How to Stay Safe While Camping in Your Backyard

There are several other things you can do to make camping safer and help your children feel comfortable with the experience. We’d suggest you approach it like you would any campsite. Check the ground for roots, rocks, or other debris that could affect your comfort.

The same precaution applies to above your site. Since you’re at home, take the time to trim any overhead branches that don’t look safe. And while you’re at it, run the weed whacker around your campsite to keep the bugs under control. You’ll also find it helpful to set up a bug zapper or fog the area so that the mosquitoes don’t spoil your fun.

Prepare Your Campfire Site

Even if you camp in your backyard, a campfire is obligatory. Since you’re at home, you can do the necessary prep ahead of time to keep it safe. Clear the area around the site for debris and vegetation. If you’re going to cook on the campfire, now is a good time to clean the grate. You’ll also want to gather some tinder and wood to keep the flames going.

Of course, you’ll need to round up your equipment with a garden hose and a shovel for tending the fire. We suggest laying out the ground rules for campfires before you light the first match. In the heat of the moment, all the kids will want to be the fire tender. Leave it to Mom or Dad to play it safe.

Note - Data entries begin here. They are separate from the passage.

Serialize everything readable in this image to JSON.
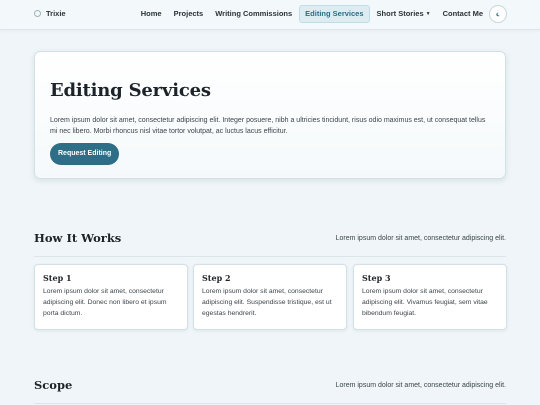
{
  "brand": {
    "name": "Trixie"
  },
  "nav": {
    "items": [
      {
        "label": "Home"
      },
      {
        "label": "Projects"
      },
      {
        "label": "Writing Commissions"
      },
      {
        "label": "Editing Services",
        "active": true
      },
      {
        "label": "Short Stories",
        "has_dropdown": true
      },
      {
        "label": "Contact Me"
      }
    ],
    "theme_toggle_icon": "moon-icon"
  },
  "hero": {
    "title": "Editing Services",
    "text": "Lorem ipsum dolor sit amet, consectetur adipiscing elit. Integer posuere, nibh a ultricies tincidunt, risus odio maximus est, ut consequat tellus mi nec libero. Morbi rhoncus nisl vitae tortor volutpat, ac luctus lacus efficitur.",
    "button_label": "Request Editing"
  },
  "how_it_works": {
    "title": "How It Works",
    "subtitle": "Lorem ipsum dolor sit amet, consectetur adipiscing elit.",
    "steps": [
      {
        "title": "Step 1",
        "text": "Lorem ipsum dolor sit amet, consectetur adipiscing elit. Donec non libero et ipsum porta dictum."
      },
      {
        "title": "Step 2",
        "text": "Lorem ipsum dolor sit amet, consectetur adipiscing elit. Suspendisse tristique, est ut egestas hendrerit."
      },
      {
        "title": "Step 3",
        "text": "Lorem ipsum dolor sit amet, consectetur adipiscing elit. Vivamus feugiat, sem vitae bibendum feugiat."
      }
    ]
  },
  "scope": {
    "title": "Scope",
    "subtitle": "Lorem ipsum dolor sit amet, consectetur adipiscing elit."
  },
  "colors": {
    "background": "#eff5f8",
    "accent": "#2e6e86",
    "active_nav_bg": "#dcecf1"
  }
}
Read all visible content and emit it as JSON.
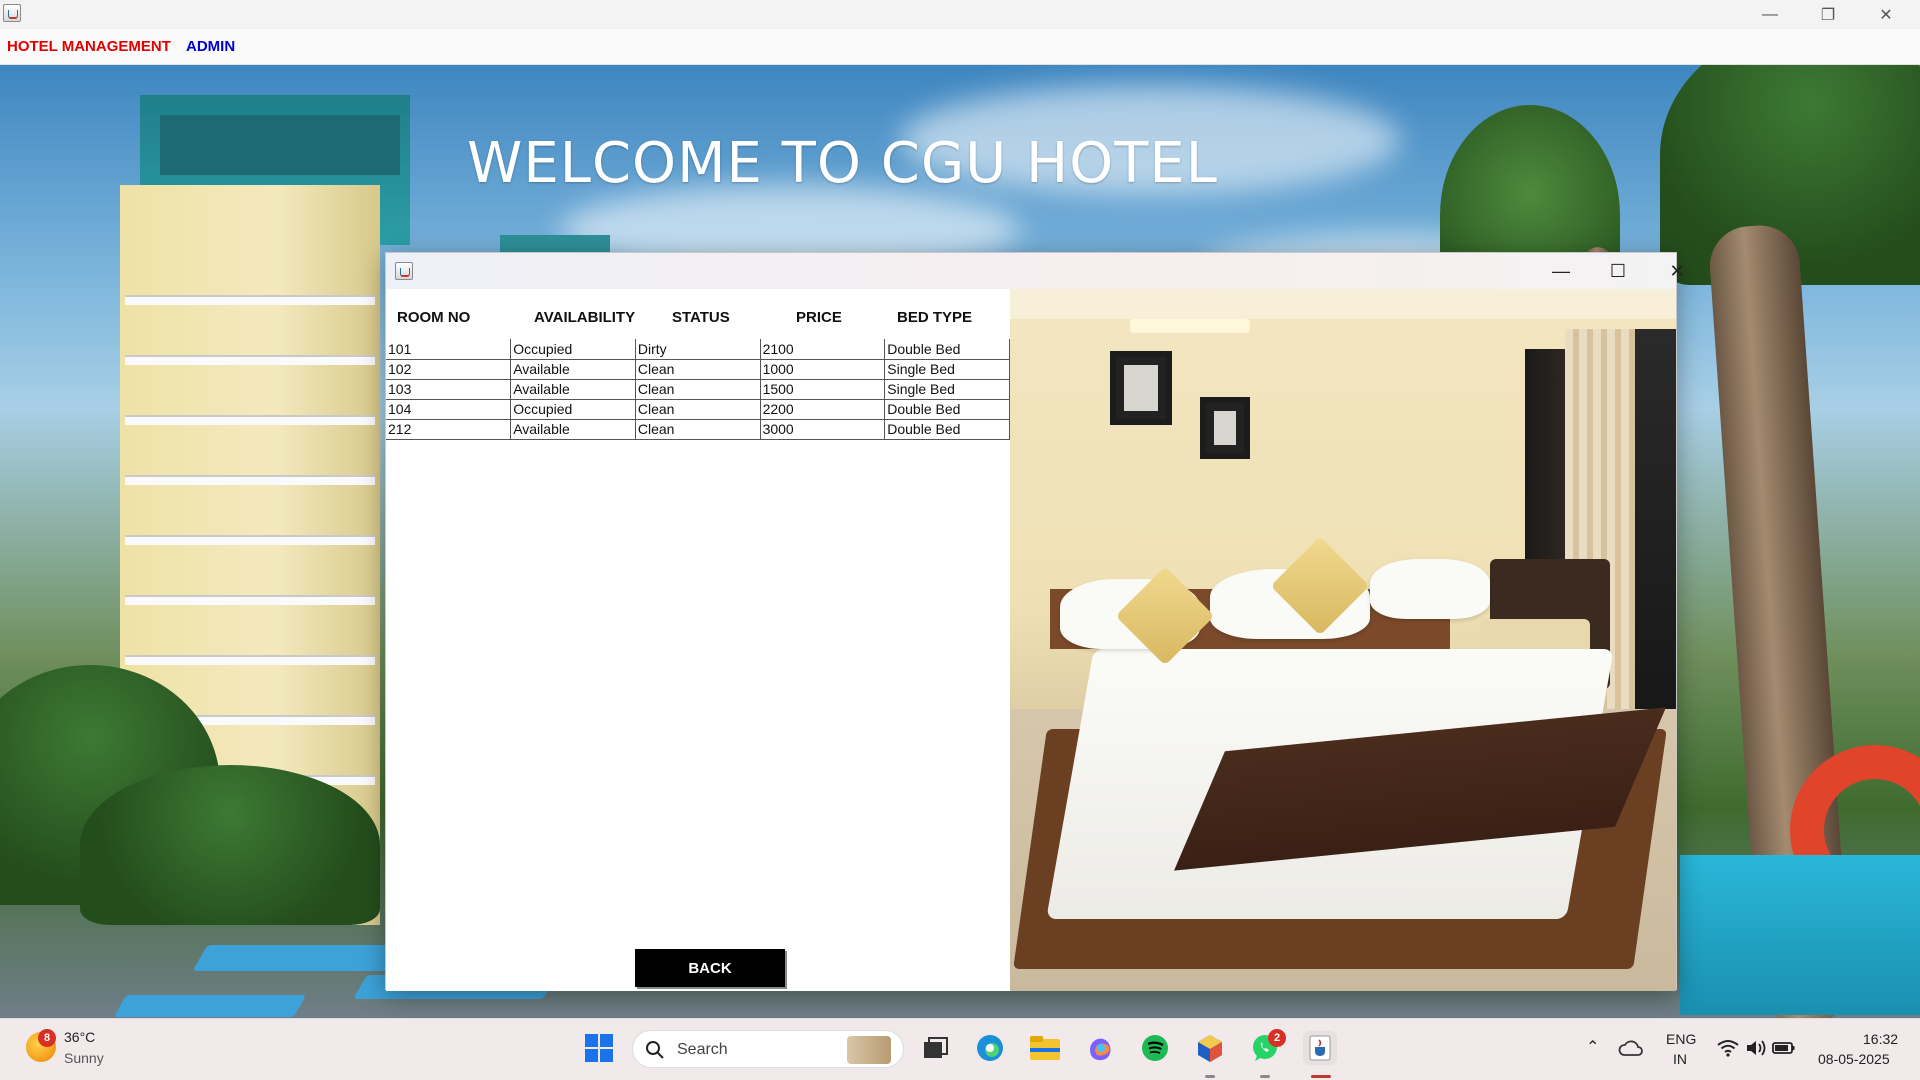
{
  "outer_window": {
    "menu": [
      "HOTEL MANAGEMENT",
      "ADMIN"
    ],
    "menu_colors": [
      "#e00000",
      "#0000d0"
    ]
  },
  "background": {
    "welcome_text": "WELCOME TO CGU HOTEL"
  },
  "rooms_dialog": {
    "columns": [
      "ROOM NO",
      "AVAILABILITY",
      "STATUS",
      "PRICE",
      "BED TYPE"
    ],
    "rows": [
      [
        "101",
        "Occupied",
        "Dirty",
        "2100",
        "Double Bed"
      ],
      [
        "102",
        "Available",
        "Clean",
        "1000",
        "Single Bed"
      ],
      [
        "103",
        "Available",
        "Clean",
        "1500",
        "Single Bed"
      ],
      [
        "104",
        "Occupied",
        "Clean",
        "2200",
        "Double Bed"
      ],
      [
        "212",
        "Available",
        "Clean",
        "3000",
        "Double Bed"
      ]
    ],
    "back_label": "BACK"
  },
  "taskbar": {
    "weather_badge": "8",
    "temperature": "36°C",
    "condition": "Sunny",
    "search_placeholder": "Search",
    "whatsapp_badge": "2",
    "lang_line1": "ENG",
    "lang_line2": "IN",
    "time": "16:32",
    "date": "08-05-2025"
  }
}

Throw Some Light on the Subject

We’d also suggest investing in some have motion-detecting lights if you don’t have them already. It’s a luxury we love to have while camping. Place them near the house to make bathroom visits safer. You can also place them in other areas of your yard or near any outbuildings like your garage. Then, if a curious raccoon wanders too close, the flash of the light can startle them.

Final Thoughts

Camping puts us in touch with the part of us that loves nature and the outdoors. It doesn’t have to mean a trip to a crowded park, either. You can find that same joy at home. When thinking about is backyard camping safe, remember that a lot of it is common sense. Take the same precautions you would when going to a campground. And enjoy the fact that you’ll be able to take a hot shower the next day.